Anyone who knows me knows how passionate I am about my fraternity. With this passion, I decided to create an audacious goal that would push me to create lasting, meaningful change for the organization. The area I chose to focus on was our SigEp Learning Community (SLC). Put simply, the SLC is SigEp’s method of becoming a valued partner in higher education through academic support measures and intentional programming.
Through my role, I set out to create the VP of SLC position and get it on our executive board. In the process of accomplishing that goal, I developed our own SigEp classroom and a resident intern position. Through collaborative efforts and lots of hard work we developed a string of programming including academic strategies course for members that significantly enhanced the fraternity experience.
Start Podcast and Produce 25 Episodes
I felt a strong need to create something and as an avid podcast connoisseur I decided to try my hand at podcasting. My first podcast I created with my good friend Avery Johnson was “Onward Thinking.” We had a ton of fun with this project and produced ten episodes of varying topics. I then turned my attention to my second podcast, “Our Very Own Balanced Men.” On this podcast I host prominent SigEp alumni from around the country. This podcast has been ridiculously fun and I have loved building a community for it and hearing the stories from my guests. Currently, I am at episode #19 and have already been honored to host some of SigEp’s best and brightest. Altogether, I managed to crank out 29 episodes between the two podcasts to reach my goal. Through this entire process I have developed several skills and have grown immensely from it. Looking back at some early episodes I can't help but cringe. After all though, as LinkedIn co-founder Reid Hoffman says, “If you're not embarrassed by the first version of your product, you've launched too late.”
Raise $500 Running
For a while now, I've had a strong desire to use running as a force for good. This fall I finally got a chance to do that and raised money by running my second Goggin’s challenge. My original goal was to raise $500 and by
the completion of the challenge I had surpassed that and raised $800. I couldn’t decide which cause for the money to support so I decided to split the money between two causes that are very near and dear to me. I decided on Readers Today Leaders Tomorrow and Northeast Iowa Food Bank. The $400 to RTLT will be able to purchase and provide 400 new books to kids in need and the $400 will help the food bank provide up to 1,200 meals to those facing food insecurity. I was amazed at how much impact we could create in our community by just raising $800. In addition, using running for a good cause turned out to be even more rewarding than I had ever imagined.
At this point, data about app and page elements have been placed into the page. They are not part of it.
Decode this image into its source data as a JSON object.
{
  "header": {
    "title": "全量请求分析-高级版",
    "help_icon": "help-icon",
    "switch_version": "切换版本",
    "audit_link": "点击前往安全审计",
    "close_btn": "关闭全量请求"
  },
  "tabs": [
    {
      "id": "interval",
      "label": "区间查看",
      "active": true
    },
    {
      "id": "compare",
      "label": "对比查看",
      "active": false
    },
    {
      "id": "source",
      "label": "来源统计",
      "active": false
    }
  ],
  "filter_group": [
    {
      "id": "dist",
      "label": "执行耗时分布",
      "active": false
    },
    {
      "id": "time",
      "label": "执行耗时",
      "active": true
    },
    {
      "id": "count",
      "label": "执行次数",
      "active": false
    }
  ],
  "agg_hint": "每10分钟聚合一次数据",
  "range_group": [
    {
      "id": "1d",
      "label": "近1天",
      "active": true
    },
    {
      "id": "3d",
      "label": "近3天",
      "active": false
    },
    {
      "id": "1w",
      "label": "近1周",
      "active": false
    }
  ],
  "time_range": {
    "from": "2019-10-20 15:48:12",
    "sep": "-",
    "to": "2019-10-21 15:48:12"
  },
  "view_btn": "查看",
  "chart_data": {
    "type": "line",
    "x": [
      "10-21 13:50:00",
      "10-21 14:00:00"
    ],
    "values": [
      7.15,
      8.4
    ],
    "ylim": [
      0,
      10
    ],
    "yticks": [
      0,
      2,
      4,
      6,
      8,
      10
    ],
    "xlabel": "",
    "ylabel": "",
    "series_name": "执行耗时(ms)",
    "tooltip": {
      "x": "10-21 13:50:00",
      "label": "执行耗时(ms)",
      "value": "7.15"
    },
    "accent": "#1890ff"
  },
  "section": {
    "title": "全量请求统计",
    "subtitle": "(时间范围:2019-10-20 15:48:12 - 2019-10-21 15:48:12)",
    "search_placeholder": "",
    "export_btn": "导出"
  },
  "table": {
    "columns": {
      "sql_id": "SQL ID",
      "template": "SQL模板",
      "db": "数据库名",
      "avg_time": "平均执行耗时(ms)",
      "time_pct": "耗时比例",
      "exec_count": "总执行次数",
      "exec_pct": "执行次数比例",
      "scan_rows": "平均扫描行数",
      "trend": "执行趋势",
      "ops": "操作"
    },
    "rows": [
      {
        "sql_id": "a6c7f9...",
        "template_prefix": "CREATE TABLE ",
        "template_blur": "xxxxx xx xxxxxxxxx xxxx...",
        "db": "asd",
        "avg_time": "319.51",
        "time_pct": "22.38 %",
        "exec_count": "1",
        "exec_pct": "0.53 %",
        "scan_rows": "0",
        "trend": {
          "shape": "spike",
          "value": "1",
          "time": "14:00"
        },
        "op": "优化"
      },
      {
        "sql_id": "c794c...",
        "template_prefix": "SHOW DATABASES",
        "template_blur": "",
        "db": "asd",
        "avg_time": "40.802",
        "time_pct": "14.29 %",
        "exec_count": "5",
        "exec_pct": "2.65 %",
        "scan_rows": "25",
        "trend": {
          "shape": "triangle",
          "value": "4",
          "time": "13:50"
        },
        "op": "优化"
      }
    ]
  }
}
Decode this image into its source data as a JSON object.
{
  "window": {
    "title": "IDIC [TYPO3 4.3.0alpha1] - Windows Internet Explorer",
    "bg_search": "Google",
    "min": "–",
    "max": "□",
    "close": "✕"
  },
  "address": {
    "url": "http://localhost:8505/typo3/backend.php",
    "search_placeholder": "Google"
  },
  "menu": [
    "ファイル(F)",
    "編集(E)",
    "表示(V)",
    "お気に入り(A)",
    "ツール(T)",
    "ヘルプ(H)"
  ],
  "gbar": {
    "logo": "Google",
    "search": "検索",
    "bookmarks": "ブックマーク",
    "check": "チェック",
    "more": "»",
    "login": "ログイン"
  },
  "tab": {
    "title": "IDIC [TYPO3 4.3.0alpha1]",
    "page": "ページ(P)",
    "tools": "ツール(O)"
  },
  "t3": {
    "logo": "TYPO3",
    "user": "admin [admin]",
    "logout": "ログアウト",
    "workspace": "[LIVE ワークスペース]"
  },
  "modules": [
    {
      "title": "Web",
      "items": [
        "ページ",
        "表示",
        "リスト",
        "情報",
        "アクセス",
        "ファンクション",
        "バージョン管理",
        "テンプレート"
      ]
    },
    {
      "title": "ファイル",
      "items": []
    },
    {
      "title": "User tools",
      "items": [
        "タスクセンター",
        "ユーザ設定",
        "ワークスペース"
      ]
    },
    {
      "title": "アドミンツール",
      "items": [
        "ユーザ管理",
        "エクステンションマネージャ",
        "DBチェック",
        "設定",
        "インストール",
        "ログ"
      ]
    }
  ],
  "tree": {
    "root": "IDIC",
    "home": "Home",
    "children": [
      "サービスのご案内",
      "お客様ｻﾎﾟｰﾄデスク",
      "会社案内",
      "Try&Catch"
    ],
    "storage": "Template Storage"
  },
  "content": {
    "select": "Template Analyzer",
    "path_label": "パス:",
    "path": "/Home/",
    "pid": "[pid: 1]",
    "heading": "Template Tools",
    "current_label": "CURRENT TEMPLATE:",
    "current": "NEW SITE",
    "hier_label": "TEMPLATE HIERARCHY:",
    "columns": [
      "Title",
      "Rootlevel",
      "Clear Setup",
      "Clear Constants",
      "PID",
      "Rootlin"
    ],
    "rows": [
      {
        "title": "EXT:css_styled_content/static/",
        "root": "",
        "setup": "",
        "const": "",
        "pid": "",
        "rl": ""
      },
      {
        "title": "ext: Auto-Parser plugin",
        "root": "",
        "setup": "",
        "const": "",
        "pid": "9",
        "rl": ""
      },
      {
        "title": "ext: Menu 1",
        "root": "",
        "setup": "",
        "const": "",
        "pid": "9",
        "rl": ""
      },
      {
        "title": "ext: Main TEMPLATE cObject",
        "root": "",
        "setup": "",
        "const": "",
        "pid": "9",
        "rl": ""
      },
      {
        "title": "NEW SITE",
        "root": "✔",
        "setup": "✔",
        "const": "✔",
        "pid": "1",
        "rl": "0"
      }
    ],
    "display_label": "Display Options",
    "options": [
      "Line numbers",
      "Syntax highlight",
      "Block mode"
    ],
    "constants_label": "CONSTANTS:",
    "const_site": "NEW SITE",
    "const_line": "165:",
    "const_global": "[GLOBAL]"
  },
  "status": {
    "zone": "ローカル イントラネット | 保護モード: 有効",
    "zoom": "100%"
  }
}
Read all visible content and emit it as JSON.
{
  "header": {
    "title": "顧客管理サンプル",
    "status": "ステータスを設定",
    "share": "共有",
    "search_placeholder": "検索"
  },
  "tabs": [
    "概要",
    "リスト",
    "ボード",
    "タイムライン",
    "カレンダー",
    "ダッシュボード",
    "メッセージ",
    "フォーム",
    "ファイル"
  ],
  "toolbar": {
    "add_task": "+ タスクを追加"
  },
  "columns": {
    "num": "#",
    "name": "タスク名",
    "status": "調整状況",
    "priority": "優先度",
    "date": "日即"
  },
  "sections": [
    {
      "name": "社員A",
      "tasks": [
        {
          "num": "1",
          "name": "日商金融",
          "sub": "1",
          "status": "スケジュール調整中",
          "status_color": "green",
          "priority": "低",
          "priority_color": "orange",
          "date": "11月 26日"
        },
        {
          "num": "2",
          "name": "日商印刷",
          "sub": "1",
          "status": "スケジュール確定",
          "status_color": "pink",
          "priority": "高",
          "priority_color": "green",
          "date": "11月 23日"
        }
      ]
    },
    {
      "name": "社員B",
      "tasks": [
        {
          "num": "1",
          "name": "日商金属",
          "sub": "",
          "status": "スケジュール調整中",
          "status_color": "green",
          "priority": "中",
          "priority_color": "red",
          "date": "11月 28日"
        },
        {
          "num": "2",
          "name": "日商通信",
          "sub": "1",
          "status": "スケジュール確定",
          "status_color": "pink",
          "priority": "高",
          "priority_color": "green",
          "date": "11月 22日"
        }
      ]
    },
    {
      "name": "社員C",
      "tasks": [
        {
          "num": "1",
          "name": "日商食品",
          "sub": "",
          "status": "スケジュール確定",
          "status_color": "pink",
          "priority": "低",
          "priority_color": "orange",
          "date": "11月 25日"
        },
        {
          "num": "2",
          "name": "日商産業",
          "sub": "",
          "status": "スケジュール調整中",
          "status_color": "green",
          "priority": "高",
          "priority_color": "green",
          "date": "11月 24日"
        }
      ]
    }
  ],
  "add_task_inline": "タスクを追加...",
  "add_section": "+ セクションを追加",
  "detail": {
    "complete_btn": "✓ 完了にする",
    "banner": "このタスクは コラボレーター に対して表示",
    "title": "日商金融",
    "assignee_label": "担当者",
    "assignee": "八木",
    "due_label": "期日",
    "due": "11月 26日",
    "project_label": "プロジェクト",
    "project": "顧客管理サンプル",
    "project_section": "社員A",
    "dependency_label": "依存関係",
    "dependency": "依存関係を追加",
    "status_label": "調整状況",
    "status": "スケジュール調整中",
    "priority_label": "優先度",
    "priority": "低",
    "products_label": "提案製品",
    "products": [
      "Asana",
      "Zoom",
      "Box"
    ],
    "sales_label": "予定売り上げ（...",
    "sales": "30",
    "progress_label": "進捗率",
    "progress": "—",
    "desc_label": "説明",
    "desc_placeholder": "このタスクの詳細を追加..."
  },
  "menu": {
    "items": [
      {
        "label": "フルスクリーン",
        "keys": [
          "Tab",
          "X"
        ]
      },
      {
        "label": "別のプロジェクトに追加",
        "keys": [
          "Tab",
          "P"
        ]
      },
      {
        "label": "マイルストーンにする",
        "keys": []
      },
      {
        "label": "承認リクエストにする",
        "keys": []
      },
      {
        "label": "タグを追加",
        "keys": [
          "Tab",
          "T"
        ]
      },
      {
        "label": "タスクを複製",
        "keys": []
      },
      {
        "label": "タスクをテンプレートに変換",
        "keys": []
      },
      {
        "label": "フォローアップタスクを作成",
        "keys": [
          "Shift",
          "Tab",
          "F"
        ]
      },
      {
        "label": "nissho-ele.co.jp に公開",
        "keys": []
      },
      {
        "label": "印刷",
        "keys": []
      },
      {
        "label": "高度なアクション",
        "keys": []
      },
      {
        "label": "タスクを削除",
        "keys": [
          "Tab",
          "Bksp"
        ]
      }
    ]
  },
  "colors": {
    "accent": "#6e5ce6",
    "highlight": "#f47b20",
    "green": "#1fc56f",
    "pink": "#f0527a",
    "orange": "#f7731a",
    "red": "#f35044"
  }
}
Write Book Manuscript
Last but not least, the goal I am most proud of; completing the manuscript for my book. I began the process of my book at the beginning of June and in the months that followed went through the cycle of research, interviews, and writing. Just yesterday, I submitted my 30,000 word manuscript to my publisher, New Degree Press. With the manuscript submitted I am still on pace to publish in April of 2021. If interested in getting a copy yourself you can fill out a pre-order interest form HERE.
The process has required lots of time and effort but every step has been extremely fulfilling. The working title of my book is The Impact Manifesto: How Younger Generations Subvert Ideas of Leadership. I look forward to the book coming out in the spring and getting it out to those that have ordered a copy. As for now, I am excited to dive into the publishing process!
I want to make it clear that this article is not to serve as a pat on the back to myself. Instead, I had initially written this as accountability to several mentors that had helped me make a pivot last November. When making these decisions and charting a new path forward with new goals I asked a mentor how I would know I made a good decision. He said, “You’ll just know at some point in the future.” As I conclude my reflection now a year out and after conquering all the goals I set for myself, I can say with the utmost confidence that I made the right decision. This decision then led to an amazing year of creation, service, and growth.
Now onto the next year of goals!